As the name states, with interest only loans, the periodic payment amount pays only the interest due for the period. Of course, paying only interest results in smaller periodic payments until the final payment is due. The final payment includes the entire principal amount. When a consumer selects an interest only loan, they are not paying down the loan's balance.
Note: Bonds represent debt, that is a loan to the bond's issuer. Frequently bonds pay only coupon interest, and thus they are interest only loans.
This calculator will solve for either one of two possible unknowns: "Amount of Loan" or the "Periodic Payment."
Enter a '0' (zero) for one unknown value.
The term (duration) of the loan is a function of the "Number of Payments" and the "Payment Frequency." If the loan is calling for monthly payments and the term is four years, then enter 48 for the "Number of Payments." If the payments are made quarterly, and the term is ten years, then enter 40 for the "Number of Payments."
Normally you would set the "Payment Method" to "Arrears" for a loan.

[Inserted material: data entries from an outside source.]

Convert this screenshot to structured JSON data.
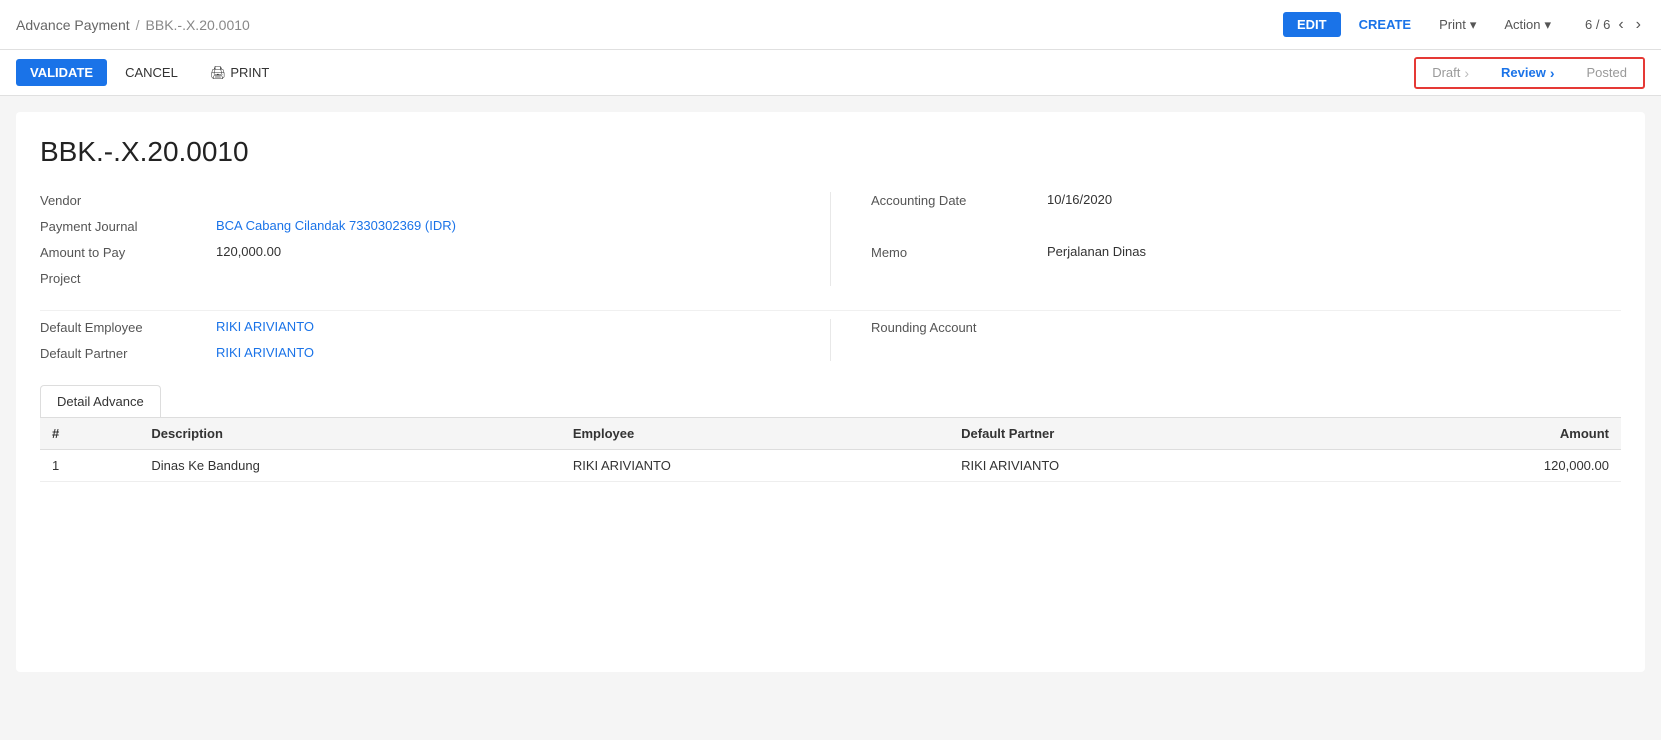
{
  "breadcrumb": {
    "parent": "Advance Payment",
    "separator": "/",
    "current": "BBK.-.X.20.0010"
  },
  "toolbar": {
    "edit_label": "EDIT",
    "create_label": "CREATE",
    "print_label": "Print",
    "action_label": "Action",
    "dropdown_arrow": "▾",
    "pagination_text": "6 / 6",
    "prev_arrow": "‹",
    "next_arrow": "›"
  },
  "action_bar": {
    "validate_label": "VALIDATE",
    "cancel_label": "CANCEL",
    "print_icon": "🖨",
    "print_label": "PRINT"
  },
  "status_bar": {
    "draft_label": "Draft",
    "review_label": "Review",
    "posted_label": "Posted",
    "chevron": "›"
  },
  "document": {
    "title": "BBK.-.X.20.0010",
    "left_fields": [
      {
        "label": "Vendor",
        "value": "",
        "type": "text"
      },
      {
        "label": "Payment Journal",
        "value": "BCA Cabang Cilandak 7330302369 (IDR)",
        "type": "link"
      },
      {
        "label": "Amount to Pay",
        "value": "120,000.00",
        "type": "text"
      },
      {
        "label": "Project",
        "value": "",
        "type": "text"
      }
    ],
    "right_fields": [
      {
        "label": "Accounting Date",
        "value": "10/16/2020",
        "type": "text"
      },
      {
        "label": "Memo",
        "value": "Perjalanan Dinas",
        "type": "text"
      }
    ],
    "left_fields2": [
      {
        "label": "Default Employee",
        "value": "RIKI ARIVIANTO",
        "type": "link"
      },
      {
        "label": "Default Partner",
        "value": "RIKI ARIVIANTO",
        "type": "link"
      }
    ],
    "right_fields2": [
      {
        "label": "Rounding Account",
        "value": "",
        "type": "text"
      }
    ]
  },
  "tab": {
    "label": "Detail Advance"
  },
  "table": {
    "columns": [
      "#",
      "Description",
      "Employee",
      "Default Partner",
      "Amount"
    ],
    "rows": [
      {
        "num": "1",
        "description": "Dinas Ke Bandung",
        "employee": "RIKI ARIVIANTO",
        "partner": "RIKI ARIVIANTO",
        "amount": "120,000.00"
      }
    ]
  }
}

This means that the monies are lent on one day, and the first payment isn't due until one period after the funds are received.
If the first payment is due on the day the funds are available, then set "Payment Method" to "Advance." This is typical for leases.